Dr. Orloff advocates “a democracy of healing,” wherein every aspect of our being is granted a vote in the search for total health. It is our birthright, both as health-care givers and health-care recipients, to reclaim our intuition to build energy and well-being. In response to her work, The Los Angeles Times calls Dr. Orloff “a prominent energy-based healer.”

Dr. Orloff is accomplishing for psychiatry what physicians like Dean Ornish and Mehmet Oz have done for mainstream medicine — she is proving that the links between physical, emotional, and spiritual health can’t be ignored. Dr. Orloff has spoken at medical schools, hospitals, the American Psychiatric Association, Fortune Magazine’s Most Powerful Women Summit, and alternative and traditional health forums — venues where she presents practical intuitive tools to doctors, patients, and everyday people.

As a board-certified psychiatrist and assistant professor of psychiatry at UCLA, Dr. Orloff draws upon her own intuitive abilities to help her patients and workshop participants. Dr. Orloff’s latest book “The Ecstasy of Surrender: 12 Surprising Ways Letting Go Can Empower Your Life” (Harmony Books, 2014) describes the power of letting go in everyday life, health, and wellness–an enlivening and sane alternative to pushing, forcing, and over controlling people and situations. In addition, her struggles acknowledging and then finally embracing her gift of intuition are chronicled in “Second Sight” (Warner Books). Her second book, “Dr. Orloff’s: Guide to Intuitive Healing” (Three Rivers Press) shows how breakthroughs in healing our body, emotions, and sexuality can be accomplished by listening to intuition. “Positive Energy” which has been translated into 23 languages, takes a probing look at the American epidemic of exhaustion and how we can reverse it using specific strategies to build energy and combat draining people. Her New York Times Bestseller, “Emotional Freedom” describes how to transform negative emotions into positive ones with specific techniques.

Dr. Orloff begins talks by creating a bond of warmth, trust and intimacy with participants, within which they can hear and explore her ideas. Her sincerity, humor, and joy bring everyone in the audience with her — leaving everyone certain of their own intuitive abilities, as well as Dr. Orloff’s contributions to a radically new kind of medicine.

Dr. Orloff is also a Huffington Post, Psychology Today, and PBS Next Avenue (boomer site), blogger.

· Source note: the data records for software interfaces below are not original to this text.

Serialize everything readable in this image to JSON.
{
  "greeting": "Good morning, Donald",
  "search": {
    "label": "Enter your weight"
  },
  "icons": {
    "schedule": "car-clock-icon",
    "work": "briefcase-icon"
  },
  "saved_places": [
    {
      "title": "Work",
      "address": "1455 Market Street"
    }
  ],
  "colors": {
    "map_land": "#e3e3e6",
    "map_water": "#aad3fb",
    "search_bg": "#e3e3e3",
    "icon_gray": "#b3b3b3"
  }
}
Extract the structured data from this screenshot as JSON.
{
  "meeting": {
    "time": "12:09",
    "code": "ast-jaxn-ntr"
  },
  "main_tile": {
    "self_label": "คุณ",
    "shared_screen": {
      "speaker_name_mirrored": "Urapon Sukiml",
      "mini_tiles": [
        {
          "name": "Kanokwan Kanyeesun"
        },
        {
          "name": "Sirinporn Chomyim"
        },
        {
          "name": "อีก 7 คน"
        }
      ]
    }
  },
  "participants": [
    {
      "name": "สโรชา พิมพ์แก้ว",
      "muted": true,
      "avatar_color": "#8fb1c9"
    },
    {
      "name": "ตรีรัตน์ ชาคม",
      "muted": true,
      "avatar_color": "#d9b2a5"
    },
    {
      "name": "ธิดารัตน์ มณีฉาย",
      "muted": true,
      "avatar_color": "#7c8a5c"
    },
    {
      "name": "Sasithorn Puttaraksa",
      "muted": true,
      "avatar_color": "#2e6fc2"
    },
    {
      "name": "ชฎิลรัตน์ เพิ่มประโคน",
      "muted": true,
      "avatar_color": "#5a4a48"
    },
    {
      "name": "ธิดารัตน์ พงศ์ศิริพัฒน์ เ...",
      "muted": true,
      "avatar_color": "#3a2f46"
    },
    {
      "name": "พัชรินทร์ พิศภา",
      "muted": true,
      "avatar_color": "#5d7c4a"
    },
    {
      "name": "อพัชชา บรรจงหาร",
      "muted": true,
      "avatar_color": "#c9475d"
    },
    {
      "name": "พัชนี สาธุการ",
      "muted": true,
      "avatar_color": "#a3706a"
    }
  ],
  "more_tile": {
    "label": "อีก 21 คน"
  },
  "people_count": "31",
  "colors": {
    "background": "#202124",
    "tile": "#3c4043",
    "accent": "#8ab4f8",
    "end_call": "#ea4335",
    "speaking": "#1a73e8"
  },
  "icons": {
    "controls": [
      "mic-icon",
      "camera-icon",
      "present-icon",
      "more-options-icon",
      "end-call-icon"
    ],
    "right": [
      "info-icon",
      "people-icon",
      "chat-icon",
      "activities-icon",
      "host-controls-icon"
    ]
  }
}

Dr. Orloff was voted “Most Inspirational Person” for the Readers Choice 2012 awards on (a New York Times site.)

The Sunday Times Style in London calls Dr. Orloff “the positive energy guru.”

Comments are closed.